Not keen on a hotel? Airbnb and Stayz have heaps of dugout rentals. Just book ahead – these types of properties naturally book out quickly so you need to be on your game planning wise.

2. Check Out Crocodile Harrys

Seen Crocodile Dundee? Go stream it before your trip – the character of Mick is allegedly based on this guy, a super hot drifter type who set up in his own cave system carved into the side of a hill outside of town.

Harry is long gone, but his home remains open for tourists to visit. Because it’s unmanned, expect heaps of graffiti from decades past honouring the late, great ladies man. Also, expect boobs.

3. Go Opal Hunting

Credit: Getty

There is literally a spot where you can freely fossick for opals in Coober Pedy, the town known globally for its opal mines.
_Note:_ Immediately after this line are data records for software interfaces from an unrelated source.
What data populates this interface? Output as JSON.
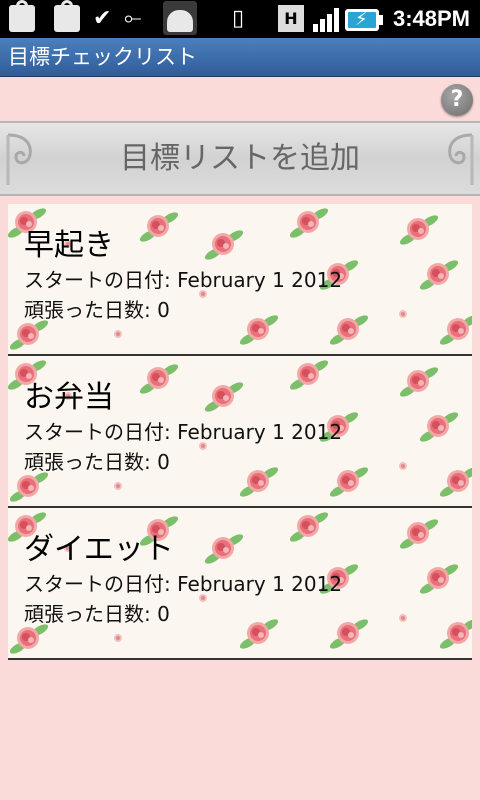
{
  "status_bar": {
    "time": "3:48PM",
    "h_badge": "H",
    "icons": [
      "shopping-bag-icon",
      "shopping-bag-icon",
      "download-complete-icon",
      "usb-icon",
      "android-debug-icon",
      "vibrate-icon",
      "network-h-icon",
      "signal-bars-icon",
      "battery-charging-icon"
    ]
  },
  "app": {
    "title": "目標チェックリスト"
  },
  "help_button": {
    "label": "?"
  },
  "add_button": {
    "label": "目標リストを追加"
  },
  "goals": [
    {
      "title": "早起き",
      "start_label": "スタートの日付: ",
      "start_date": "February 1 2012",
      "days_label": "頑張った日数: ",
      "days": "0"
    },
    {
      "title": "お弁当",
      "start_label": "スタートの日付: ",
      "start_date": "February 1 2012",
      "days_label": "頑張った日数: ",
      "days": "0"
    },
    {
      "title": "ダイエット",
      "start_label": "スタートの日付: ",
      "start_date": "February 1 2012",
      "days_label": "頑張った日数: ",
      "days": "0"
    }
  ],
  "colors": {
    "background": "#fbdada",
    "title_bar": "#3a6aa8",
    "card_background": "#fbf7f0",
    "rose": "#e8707a",
    "leaf": "#7cbf6a"
  }
}
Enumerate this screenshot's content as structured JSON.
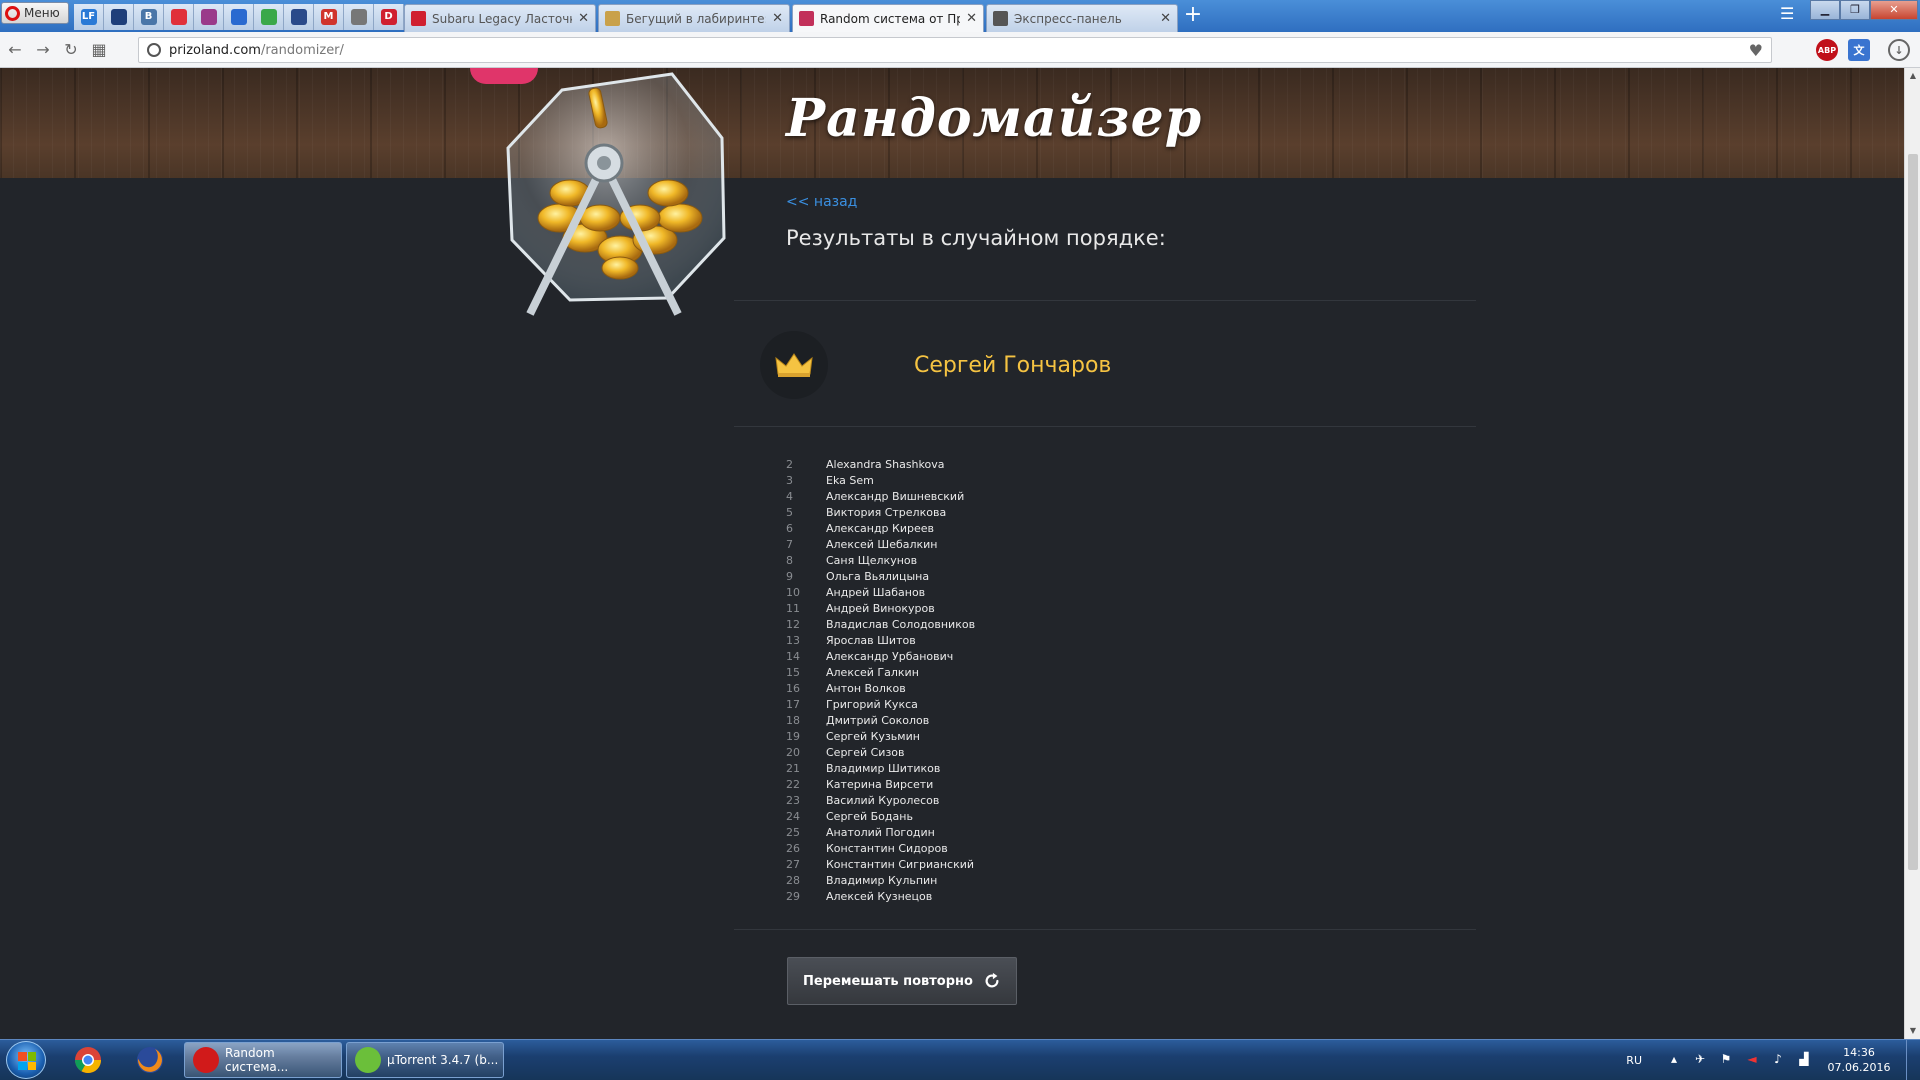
{
  "browser": {
    "menu_label": "Меню",
    "pinned_tabs": [
      {
        "icon": "lf-icon",
        "label": "LF",
        "color": "#2a7ad6"
      },
      {
        "icon": "globe-icon",
        "label": "",
        "color": "#1f3f7a"
      },
      {
        "icon": "vk-icon",
        "label": "В",
        "color": "#4a76a8"
      },
      {
        "icon": "lifebuoy-icon",
        "label": "",
        "color": "#e0303a"
      },
      {
        "icon": "tv-icon",
        "label": "",
        "color": "#9a3a8a"
      },
      {
        "icon": "mail-icon",
        "label": "",
        "color": "#2a6ad0"
      },
      {
        "icon": "green-circle-icon",
        "label": "",
        "color": "#3aa84a"
      },
      {
        "icon": "edit-icon",
        "label": "",
        "color": "#2a4a8a"
      },
      {
        "icon": "gmail-icon",
        "label": "M",
        "color": "#d0342c"
      },
      {
        "icon": "document-icon",
        "label": "",
        "color": "#777777"
      },
      {
        "icon": "d-icon",
        "label": "D",
        "color": "#d02030"
      }
    ],
    "tabs": [
      {
        "title": "Subaru Legacy Ласточка",
        "icon_color": "#d02030",
        "active": false
      },
      {
        "title": "Бегущий в лабиринте: Ис",
        "icon_color": "#c9a14a",
        "active": false
      },
      {
        "title": "Random система от Приз",
        "icon_color": "#c2305a",
        "active": true
      },
      {
        "title": "Экспресс-панель",
        "icon_color": "#555555",
        "active": false
      }
    ],
    "url_host": "prizoland.com",
    "url_path": "/randomizer/",
    "ext_abp": "ABP",
    "ext_translate": "文"
  },
  "page": {
    "title": "Рандомайзер",
    "back_link": "<< назад",
    "results_heading": "Результаты в случайном порядке:",
    "winner": "Сергей Гончаров",
    "accent_color": "#f5c342",
    "link_color": "#3a8fe0",
    "participants": [
      {
        "num": "2",
        "name": "Alexandra Shashkova"
      },
      {
        "num": "3",
        "name": "Eka Sem"
      },
      {
        "num": "4",
        "name": "Александр Вишневский"
      },
      {
        "num": "5",
        "name": "Виктория Стрелкова"
      },
      {
        "num": "6",
        "name": "Александр Киреев"
      },
      {
        "num": "7",
        "name": "Алексей Шебалкин"
      },
      {
        "num": "8",
        "name": "Саня Щелкунов"
      },
      {
        "num": "9",
        "name": "Ольга Вьялицына"
      },
      {
        "num": "10",
        "name": "Андрей Шабанов"
      },
      {
        "num": "11",
        "name": "Андрей Винокуров"
      },
      {
        "num": "12",
        "name": "Владислав Солодовников"
      },
      {
        "num": "13",
        "name": "Ярослав Шитов"
      },
      {
        "num": "14",
        "name": "Александр Урбанович"
      },
      {
        "num": "15",
        "name": "Алексей Галкин"
      },
      {
        "num": "16",
        "name": "Антон Волков"
      },
      {
        "num": "17",
        "name": "Григорий Кукса"
      },
      {
        "num": "18",
        "name": "Дмитрий Соколов"
      },
      {
        "num": "19",
        "name": "Сергей Кузьмин"
      },
      {
        "num": "20",
        "name": "Сергей Сизов"
      },
      {
        "num": "21",
        "name": "Владимир Шитиков"
      },
      {
        "num": "22",
        "name": "Катерина Вирсети"
      },
      {
        "num": "23",
        "name": "Василий Куролесов"
      },
      {
        "num": "24",
        "name": "Сергей Бодань"
      },
      {
        "num": "25",
        "name": "Анатолий Погодин"
      },
      {
        "num": "26",
        "name": "Константин Сидоров"
      },
      {
        "num": "27",
        "name": "Константин Сигрианский"
      },
      {
        "num": "28",
        "name": "Владимир Кульпин"
      },
      {
        "num": "29",
        "name": "Алексей Кузнецов"
      }
    ],
    "shuffle_button": "Перемешать повторно"
  },
  "taskbar": {
    "apps": [
      {
        "label": "Random система...",
        "icon": "opera-icon",
        "color": "#d11a1a",
        "active": true
      },
      {
        "label": "µTorrent 3.4.7  (b...",
        "icon": "utorrent-icon",
        "color": "#6bbf3a",
        "active": false
      }
    ],
    "language": "RU",
    "time": "14:36",
    "date": "07.06.2016"
  }
}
Yep, you just pull up and get sifting in the dirt. You’ll want to know what to look for – don’t expect to spot a shiny, polished opal or anything. It’s a good idea to head to some of the opal stores on the main street first, have a look at what they’re selling, and ask them for tips on opal fossicking.

We went to Waffles & Gems, which – yep – sells both waffles AND gems. Grab a country-style milkshake (read: an actually amazing one) and ask the folks inside about spotting a good opal. We got some invaluable tips on everything from opal pricing to how you’re meant to fossick. Oh, and they’ve got some “opal fossicking” you can do out front, too. It’s meant to be for little kids but hey, who’s judging?

4. Grab A Beer Next To The Servo

You read that right – the restaurant next to the local servo, Outback Bar & Grill, is one of the best spots in town for a beer and a feed. And not in that way of “well, this’ll do” – it’s genuinely delicious tucker and icy cold beer.

I had never, ever eaten inside a servo and had good food until I visited Coober Pedy.

5. Head To The Kanku-Breakaways

Credit: Tourism South Australia

If you want to know what it would be like to drive across Mars, this is surely the closest you can get in Australia. The Kanku-Breakaways Conservation Park is less hiking, more road touring – follow the track and cruise through red dirt, black sand and multi-coloured mountains for the IG snaps of your DREAMS.

Also worth hitting up is the Dingo Fence, once of the longest structures in the world at 5,614 kilometres. It was built in the 1880s to keep the dingos out (not “keep the rabbits out”, that’s another fence) and from the Breakaways, you can see it all the way through to the horizon. Mad stuff.

6. Head Down Into A Mine

Credit: Tourism South Australia

The Old Timers Mine or Tom’s Working Opal Mine are the big guns out here. Head underground with a hard hat on and suss the conditions opal miners used to work in – and do work in today, depending on which one you hit up.

It is a wild experience to get down into the Earth, and it’s not something you get to do often. Also, it’s cooler down there – a huge bonus on a blisteringly hot day like the day we went.

7. Check Out A Time Warp Dugout

Faye’s Underground Home is EVERYTHING if you’re a retro fangirl like me. This dugout, built over ten years by two women, is an Australiana icon and well worth a peek if you’re in town.

The ultimate snap has to be the indoor pool. Would I want an indoor pool in my dugout? Probably not. Do I love this one? Absolutely yes.

If you wanna make Coober Pedy a road trip destination this year, my advice is absolutely do it – given it’s almost 9 hours away from Adelaide, it works best as a stopover from SA’s capital to Alice Springs or Uluru. If you’ve got heaps of leave, why not do the whole of the Stuart Highway up to Darwin? Hey – we can’t go overseas for a while, may as well check out what this Great Southern Land has to offer.